In the past, my first customization/modification would typically consist of new tires and wheels.Â The FJ Cruiser was one of the first vehicles to ever produce a stock wheel design that I actually liked.Â Enough so, that I decided not to replace the wheels until something better came along.Â As of this writing, I have yet to find a wheel I like better.Â The tires were a different story entirely, however.Â Having lived in Maryland for the last twelve years, the winters here provide both snow and ice a-plenty.Â It’s nothing like our northern counterparts, but it’s enough that without some aggressive all-terrain or mud-terrain tires, you’re more likely to be left sitting where you stand, so to speak.Â Almost all of my previous Ford trucks had run BFGoodrich AT K/O tires, and with very good luck I might add.Â The BFG ATs are comprised of a fairly hard rubber compound making them last for easily 60K miles.Â Many who have run them in the past have reported numbers nearing 100K in terms of mileage gained out of a single set.Â They also do remarkably well in the snow.Â Suffice it to say, I’ve been very happy with them in the past and was now in the market for a new set of five of these tires in the FJ’s stock size of 265/70R17. Continue Reading →

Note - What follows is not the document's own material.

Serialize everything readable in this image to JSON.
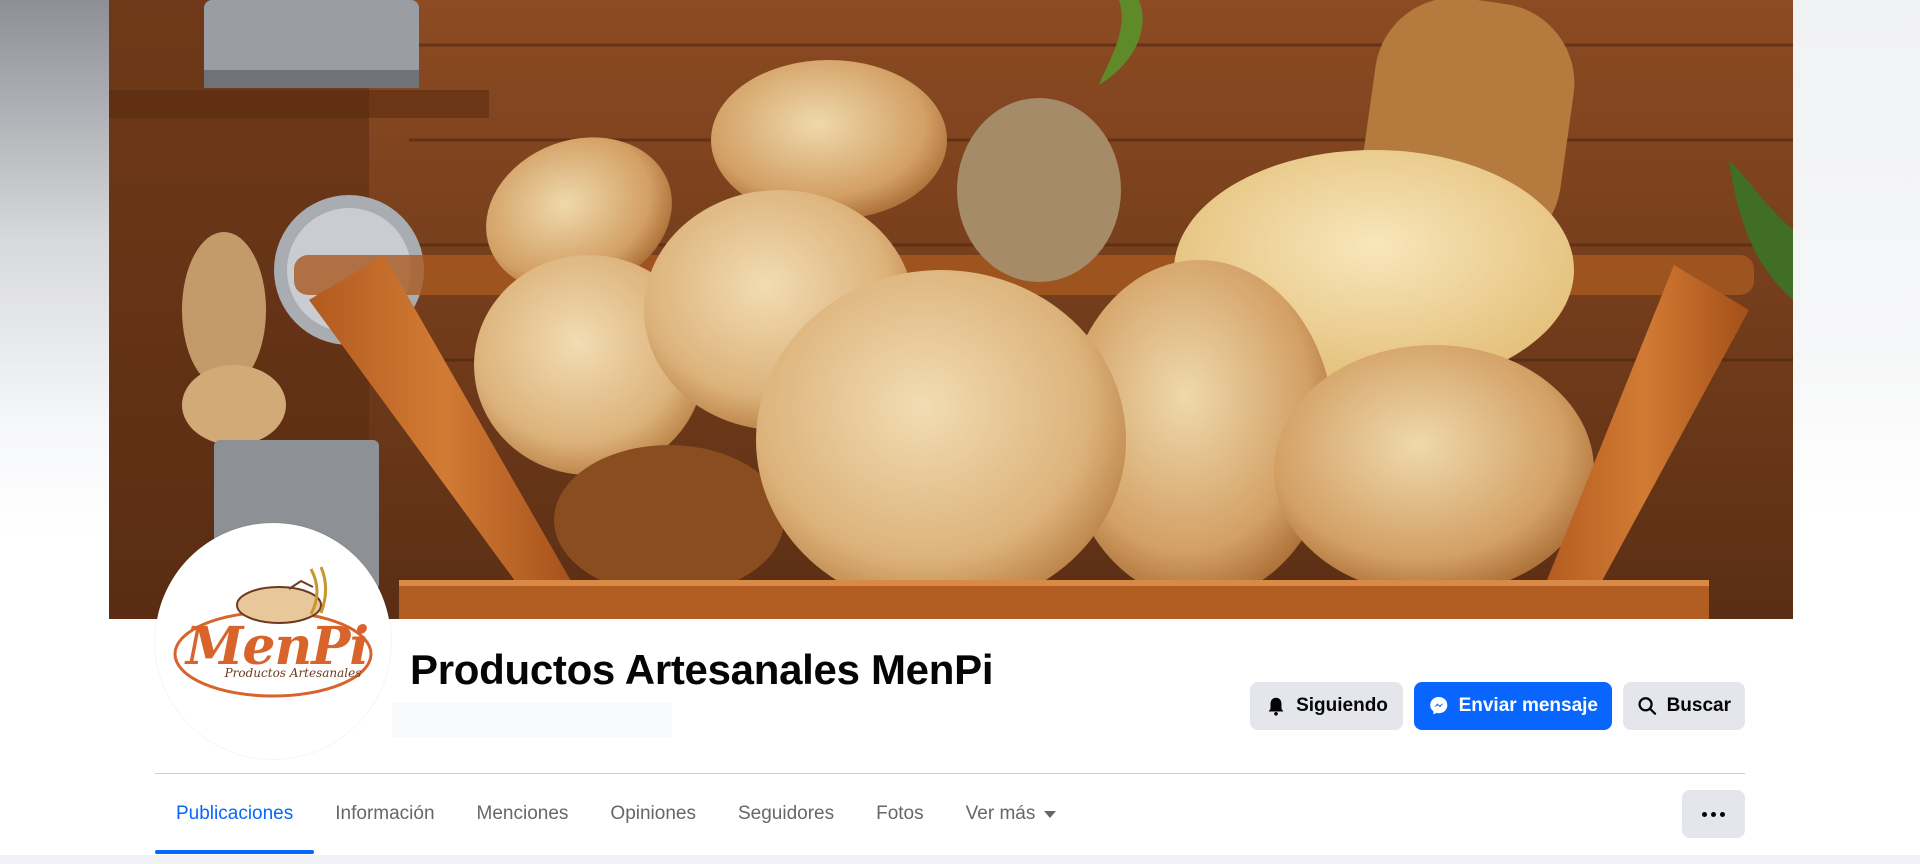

As promised, I’ve compiled quite a few additional videos covering some of the many great features available on the FJ Cruiser platform. Most of the videos are short but they do provide a good visual demonstration in addition to describing each feature. Not all of the options featured in the videos are available in the base level configuration; some require one or more upgrade packages. But each of the upgrade packages offers a number of additional options that may also be of interest to a potential buyer. For more details on upgrade packages, simply contact your local Toyota dealership. I’m sure they’d be more than happy to fill you on the details. Without further ado, the video links I promised can be found below. Continue Reading →